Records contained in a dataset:
◆ ◆ ◆
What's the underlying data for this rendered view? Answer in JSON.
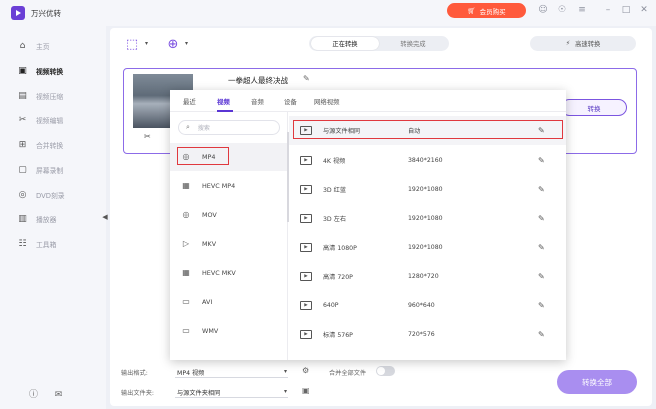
{
  "app": {
    "title": "万兴优转",
    "buy_label": "会员购买"
  },
  "sidebar": {
    "items": [
      {
        "label": "主页",
        "icon": "home-icon"
      },
      {
        "label": "视频转换",
        "icon": "video-convert-icon",
        "active": true
      },
      {
        "label": "视频压缩",
        "icon": "compress-icon"
      },
      {
        "label": "视频编辑",
        "icon": "scissors-icon"
      },
      {
        "label": "合并转换",
        "icon": "merge-icon"
      },
      {
        "label": "屏幕录制",
        "icon": "record-icon"
      },
      {
        "label": "DVD刻录",
        "icon": "disc-icon"
      },
      {
        "label": "播放器",
        "icon": "player-icon"
      },
      {
        "label": "工具箱",
        "icon": "toolbox-icon"
      }
    ]
  },
  "toolbar": {
    "tab_converting": "正在转换",
    "tab_done": "转换完成",
    "fast_label": "高速转换"
  },
  "file": {
    "title": "一拳超人最终决战",
    "convert_label": "转换"
  },
  "popup": {
    "tabs": [
      "最近",
      "视频",
      "音频",
      "设备",
      "网络视频"
    ],
    "active_tab": 1,
    "search_placeholder": "搜索",
    "formats": [
      {
        "label": "MP4",
        "icon": "mp4-icon",
        "selected": true
      },
      {
        "label": "HEVC MP4",
        "icon": "hevc-icon"
      },
      {
        "label": "MOV",
        "icon": "mov-icon"
      },
      {
        "label": "MKV",
        "icon": "mkv-icon"
      },
      {
        "label": "HEVC MKV",
        "icon": "hevc-icon"
      },
      {
        "label": "AVI",
        "icon": "avi-icon"
      },
      {
        "label": "WMV",
        "icon": "wmv-icon"
      }
    ],
    "presets": [
      {
        "name": "与源文件相同",
        "res": "自动",
        "selected": true
      },
      {
        "name": "4K 视频",
        "res": "3840*2160"
      },
      {
        "name": "3D 红蓝",
        "res": "1920*1080"
      },
      {
        "name": "3D 左右",
        "res": "1920*1080"
      },
      {
        "name": "高清 1080P",
        "res": "1920*1080"
      },
      {
        "name": "高清 720P",
        "res": "1280*720"
      },
      {
        "name": "640P",
        "res": "960*640"
      },
      {
        "name": "标清 576P",
        "res": "720*576"
      }
    ]
  },
  "bottom": {
    "output_format_label": "输出格式:",
    "output_format_value": "MP4 视频",
    "output_folder_label": "输出文件夹:",
    "output_folder_value": "与源文件夹相同",
    "merge_label": "合并全部文件",
    "convert_all_label": "转换全部"
  },
  "colors": {
    "accent": "#7b55e0",
    "buy": "#ff5a3c",
    "highlight": "#e0383e"
  }
}
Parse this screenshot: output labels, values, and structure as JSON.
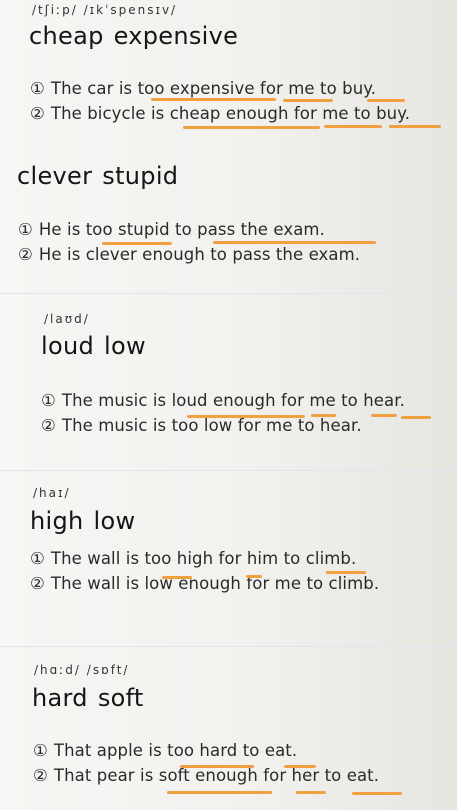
{
  "sections": [
    {
      "phonetic": "/tʃiːp/  /ɪkˈspensɪv/",
      "words": [
        "cheap",
        "expensive"
      ],
      "sentences": [
        {
          "num": "①",
          "text": "The car is too expensive for me to buy."
        },
        {
          "num": "②",
          "text": "The bicycle is cheap enough for me to buy."
        }
      ]
    },
    {
      "phonetic": "",
      "words": [
        "clever",
        "stupid"
      ],
      "sentences": [
        {
          "num": "①",
          "text": "He is too stupid to pass the exam."
        },
        {
          "num": "②",
          "text": "He is clever enough to pass the exam."
        }
      ]
    },
    {
      "phonetic": "/laʊd/",
      "words": [
        "loud",
        "low"
      ],
      "sentences": [
        {
          "num": "①",
          "text": "The music is loud enough for me to hear."
        },
        {
          "num": "②",
          "text": "The music is too low for me to hear."
        }
      ]
    },
    {
      "phonetic": "/haɪ/",
      "words": [
        "high",
        "low"
      ],
      "sentences": [
        {
          "num": "①",
          "text": "The wall is too high for him to climb."
        },
        {
          "num": "②",
          "text": "The wall is low enough for me to climb."
        }
      ]
    },
    {
      "phonetic": "/hɑːd/  /sɒft/",
      "words": [
        "hard",
        "soft"
      ],
      "sentences": [
        {
          "num": "①",
          "text": "That apple is too hard to eat."
        },
        {
          "num": "②",
          "text": "That pear is soft enough for her to eat."
        }
      ]
    }
  ],
  "colors": {
    "underline": "#f0a040",
    "text": "#2a2a2a",
    "divider": "#dde6ee"
  }
}
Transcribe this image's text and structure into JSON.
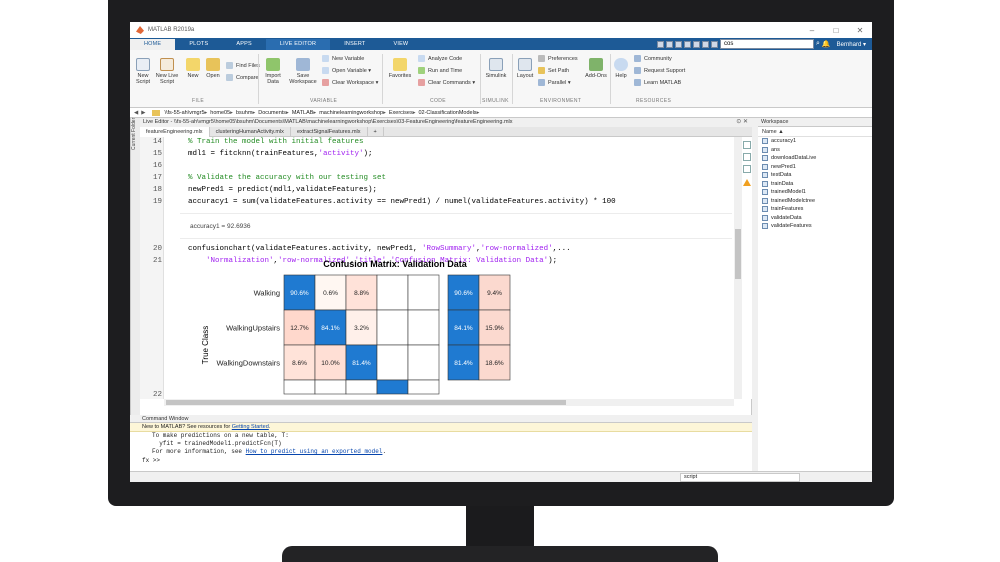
{
  "window": {
    "title": "MATLAB R2019a"
  },
  "ribbon_tabs": [
    "HOME",
    "PLOTS",
    "APPS",
    "LIVE EDITOR",
    "INSERT",
    "VIEW"
  ],
  "search": {
    "value": "cos"
  },
  "user": "Bernhard ▾",
  "toolstrip": {
    "new_script": "New Script",
    "new_live_script": "New Live Script",
    "new": "New",
    "open": "Open",
    "find_files": "Find Files",
    "compare": "Compare",
    "import_data": "Import Data",
    "save_workspace": "Save Workspace",
    "new_variable": "New Variable",
    "open_variable": "Open Variable ▾",
    "clear_workspace": "Clear Workspace ▾",
    "favorites": "Favorites",
    "analyze_code": "Analyze Code",
    "run_and_time": "Run and Time",
    "clear_commands": "Clear Commands ▾",
    "simulink": "Simulink",
    "layout": "Layout",
    "preferences": "Preferences",
    "set_path": "Set Path",
    "parallel": "Parallel ▾",
    "add_ons": "Add-Ons",
    "help": "Help",
    "community": "Community",
    "request_support": "Request Support",
    "learn_matlab": "Learn MATLAB",
    "sections": [
      "FILE",
      "VARIABLE",
      "CODE",
      "SIMULINK",
      "ENVIRONMENT",
      "RESOURCES"
    ]
  },
  "address": {
    "path": [
      "\\\\fs-55-ah\\vmgr5",
      "home05",
      "bsuhm",
      "Documents",
      "MATLAB",
      "machinelearningworkshop",
      "Exercises",
      "02-ClassificationModels"
    ]
  },
  "current_folder_label": "Current Folder",
  "editor": {
    "header": "Live Editor - \\\\fs-55-ah\\vmgr5\\home05\\bsuhm\\Documents\\MATLAB\\machinelearningworkshop\\Exercises\\03-FeatureEngineering\\featureEngineering.mlx",
    "tabs": [
      "featureEngineering.mlx",
      "clusteringHumanActivity.mlx",
      "extractSignalFeatures.mlx",
      "+"
    ],
    "lines": {
      "n14": "14",
      "l14": "% Train the model with initial features",
      "n15": "15",
      "l15a": "mdl1 = fitcknn(trainFeatures,",
      "l15s": "'activity'",
      "l15b": ");",
      "n16": "16",
      "n17": "17",
      "l17": "% Validate the accuracy with our testing set",
      "n18": "18",
      "l18": "newPred1 = predict(mdl1,validateFeatures);",
      "n19": "19",
      "l19": "accuracy1 = sum(validateFeatures.activity == newPred1) / numel(validateFeatures.activity) * 100",
      "out1": "accuracy1 = 92.6936",
      "n20": "20",
      "l20a": "confusionchart(validateFeatures.activity, newPred1, ",
      "l20s1": "'RowSummary'",
      "l20c": ",",
      "l20s2": "'row-normalized'",
      "l20d": ",...",
      "n21": "21",
      "l21a": "    ",
      "l21s1": "'Normalization'",
      "l21c": ",",
      "l21s2": "'row-normalized'",
      "l21e": ",",
      "l21s3": "'title'",
      "l21f": ",",
      "l21s4": "'Confusion Matrix: Validation Data'",
      "l21b": ");",
      "n22": "22"
    }
  },
  "chart_data": {
    "type": "heatmap",
    "title": "Confusion Matrix: Validation Data",
    "ylabel": "True Class",
    "rows": [
      "Walking",
      "WalkingUpstairs",
      "WalkingDownstairs"
    ],
    "cells": [
      [
        "90.6%",
        "0.6%",
        "8.8%",
        "",
        ""
      ],
      [
        "12.7%",
        "84.1%",
        "3.2%",
        "",
        ""
      ],
      [
        "8.6%",
        "10.0%",
        "81.4%",
        "",
        ""
      ]
    ],
    "row_summary": [
      [
        "90.6%",
        "9.4%"
      ],
      [
        "84.1%",
        "15.9%"
      ],
      [
        "81.4%",
        "18.6%"
      ]
    ],
    "values": [
      [
        90.6,
        0.6,
        8.8,
        0,
        0
      ],
      [
        12.7,
        84.1,
        3.2,
        0,
        0
      ],
      [
        8.6,
        10.0,
        81.4,
        0,
        0
      ]
    ],
    "summary_values": [
      [
        90.6,
        9.4
      ],
      [
        84.1,
        15.9
      ],
      [
        81.4,
        18.6
      ]
    ],
    "colors": {
      "diag": "#1f7ad1",
      "off": "#fbd9cf",
      "summary_bad": "#fbd9cf"
    }
  },
  "workspace": {
    "title": "Workspace",
    "column": "Name ▲",
    "items": [
      "accuracy1",
      "ans",
      "downloadDataLive",
      "newPred1",
      "testData",
      "trainData",
      "trainedModel1",
      "trainedModelctree",
      "trainFeatures",
      "validateData",
      "validateFeatures"
    ]
  },
  "command_window": {
    "title": "Command Window",
    "notice_a": "New to MATLAB? See resources for ",
    "notice_link": "Getting Started",
    "notice_b": ".",
    "line1": "To make predictions on a new table, T:",
    "line2": "  yfit = trainedModel1.predictFcn(T)",
    "line3a": "For more information, see ",
    "line3link": "How to predict using an exported model",
    "line3b": ".",
    "prompt": "fx >>"
  },
  "status": {
    "value": "script"
  }
}
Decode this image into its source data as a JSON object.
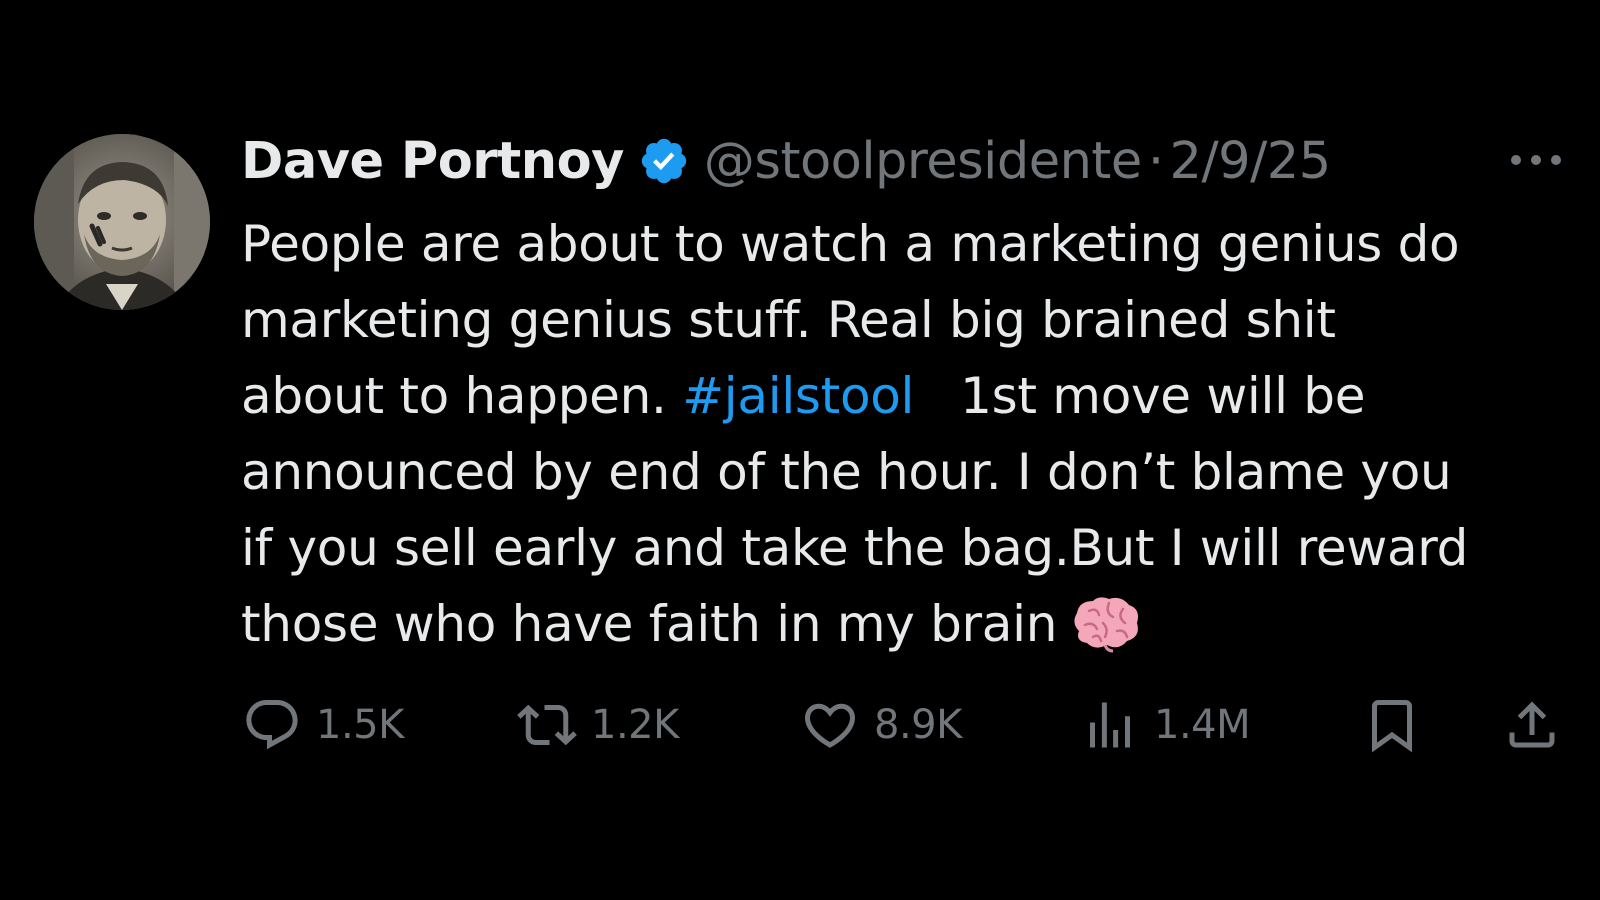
{
  "tweet": {
    "author": {
      "display_name": "Dave Portnoy",
      "handle": "@stoolpresidente",
      "verified": true,
      "avatar_icon": "profile-photo-avatar"
    },
    "separator": "·",
    "date": "2/9/25",
    "text_lines": [
      {
        "text": "People are about to watch a marketing genius do"
      },
      {
        "text": "marketing genius stuff. Real big brained shit"
      },
      {
        "before": "about to happen. ",
        "hashtag": "#jailstool",
        "after": "1st move will be"
      },
      {
        "text": "announced by end of the hour. I don’t blame you"
      },
      {
        "text": "if you sell early and take the bag.But I will reward"
      },
      {
        "text": "those who have faith in my brain",
        "emoji_icon": "brain-emoji"
      }
    ],
    "metrics": {
      "replies": "1.5K",
      "reposts": "1.2K",
      "likes": "8.9K",
      "views": "1.4M"
    }
  },
  "colors": {
    "background": "#000000",
    "primary_text": "#e7e9ea",
    "secondary_text": "#71767b",
    "accent_blue": "#1d9bf0",
    "verified_badge": "#1d9bf0"
  }
}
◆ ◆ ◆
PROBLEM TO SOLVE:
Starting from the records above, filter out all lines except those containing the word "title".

ANSWER SECTION:
    "title": "万兴优转",
    "title": "一拳超人最终决战",
    "title": "MATLAB R2019a"
      "l21s3": "'title'",
    "title": "Confusion Matrix: Validation Data",
    "title": "Workspace",
    "title": "Command Window",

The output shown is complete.